The collective imaginary often visualizes the Big Bang as a bright flash of light that appears in a sea of darkness. However, that is not an accurate image.
The beginning of everything was not an explosion in empty space.
The Big Bang was an expanding space full of energy in itself that ended up creating from the bluish white blink of the young stars, to the deep red glow of the hydrogen clouds that we can see today.
And also what we cannot observe with our eyes, such as the flashes of X-rays and gamma rays, the powerful bursts of radio and the dim and always present glow of the cosmic microwave background.
The cosmos is full of visible and invisible colors, old and new. But which was the first of all?
The universe began 13.8 billion years ago with the aforementioned Big Bang. In its first moment, it was denser and hotter than it would ever be again.
In fact, the temperatures were so high that the light did not exist. The cosmos had to cool 10 seconds for the photons to appear.
In turn, the protons and neutrons had cooled in the nuclei of hydrogen and helium, and the space was filled with a plasma of nuclei, electrons and photons.
“At that time, the temperature of the universe was approximately one billion Kelvin,” they explain on Phys.org echoing “Universe Today.”
And there was light, but there was no color. Because color is something we can see, or at least some kind of eyes could see. During the time of the photons, the temperatures were so high that the light could not penetrate the dense plasma.
The color would not appear until the nuclei and electrons cooled enough to bind the atoms, and that still took 380,000 years.
By then, the observable universe was a transparent cosmic cloud of hydrogen and helium 84 million light years in diameter. All the photons formed in the Big Bang were free to flow through space and time at last.
This is what we now see as the cosmic microwave background: the glow of light from a time when the universe could finally be seen.
Over billions of years, the glow has cooled to the point that it now has a temperature below 3 degrees above absolute zero.
When it first appeared, the universe was much warmer, around 3,000 Kelvin.

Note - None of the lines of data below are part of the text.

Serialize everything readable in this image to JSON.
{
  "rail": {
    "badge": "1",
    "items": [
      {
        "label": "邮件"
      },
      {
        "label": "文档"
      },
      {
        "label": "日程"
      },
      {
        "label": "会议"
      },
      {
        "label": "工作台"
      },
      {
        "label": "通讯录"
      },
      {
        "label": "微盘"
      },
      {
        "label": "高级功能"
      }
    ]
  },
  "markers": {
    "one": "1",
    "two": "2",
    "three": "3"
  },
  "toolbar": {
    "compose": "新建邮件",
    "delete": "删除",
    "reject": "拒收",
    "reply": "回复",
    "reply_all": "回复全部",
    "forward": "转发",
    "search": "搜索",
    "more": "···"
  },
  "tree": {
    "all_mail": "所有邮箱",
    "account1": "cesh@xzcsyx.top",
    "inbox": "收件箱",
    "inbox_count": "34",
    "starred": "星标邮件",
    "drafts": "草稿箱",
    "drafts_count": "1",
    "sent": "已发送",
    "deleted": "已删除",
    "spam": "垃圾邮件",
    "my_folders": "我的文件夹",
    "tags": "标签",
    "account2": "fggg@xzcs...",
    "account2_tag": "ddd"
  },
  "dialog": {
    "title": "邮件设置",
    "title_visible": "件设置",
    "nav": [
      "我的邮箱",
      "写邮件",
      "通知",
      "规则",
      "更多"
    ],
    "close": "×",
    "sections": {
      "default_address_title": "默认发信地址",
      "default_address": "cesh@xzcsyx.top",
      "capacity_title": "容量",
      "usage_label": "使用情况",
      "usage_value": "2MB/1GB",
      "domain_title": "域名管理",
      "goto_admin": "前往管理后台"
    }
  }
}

The early universe was full of a warm and bright glow.
The primitive universe had an almost uniform temperature everywhere, and its light had a wavelength distribution known as the black body, which absorbs all the light and all the radiant energy that falls on it.
A black body of approximately 3,000 K would have a bright orange-white glow, similar to the warm light of an old 60-watt bulb .
However, humans cannot see colors very accurately. What we perceive depends not only on the real color of the light, but also on its brightness and whether our eyes are adapted to the darkness.
If we could return to the moment of that first light, we would probably perceive an orange glow similar to the firelight.
Over the next hundreds of millions of years, the faint orange glow faded and reddened as the universe continued to expand and cool.
Finally, the universe melted back to black.
After about 400 million years, the first bright blue-white stars began to form, and a new light appeared. As the stars and galaxies appeared and evolved, the cosmos began to acquire a new color.
In 2002, Karl Glazebrook and Ivan Baldry calculated in a study published in the “Astrophysical Journal” the average color of all the light we see today from stars and galaxies to determine the current color of the universe.
At first they thought it was a “pale turquoise”, but they ended up correcting their results by incorporating more data and it turned out to be a pale tan similar to the color of coffee with cream. They called it “Cosmic latte.”
But even this color that now dominates our universe will only last for a while. As the big blue stars age and die, only the bright red glow of the dwarf stars will remain.
Finally, after billions of years, even its light will vanish, and the universe will again become a black sea plunging into darkness.
But for now, we have the “cosmic latte”. You will no longer see a coffee with milk, right?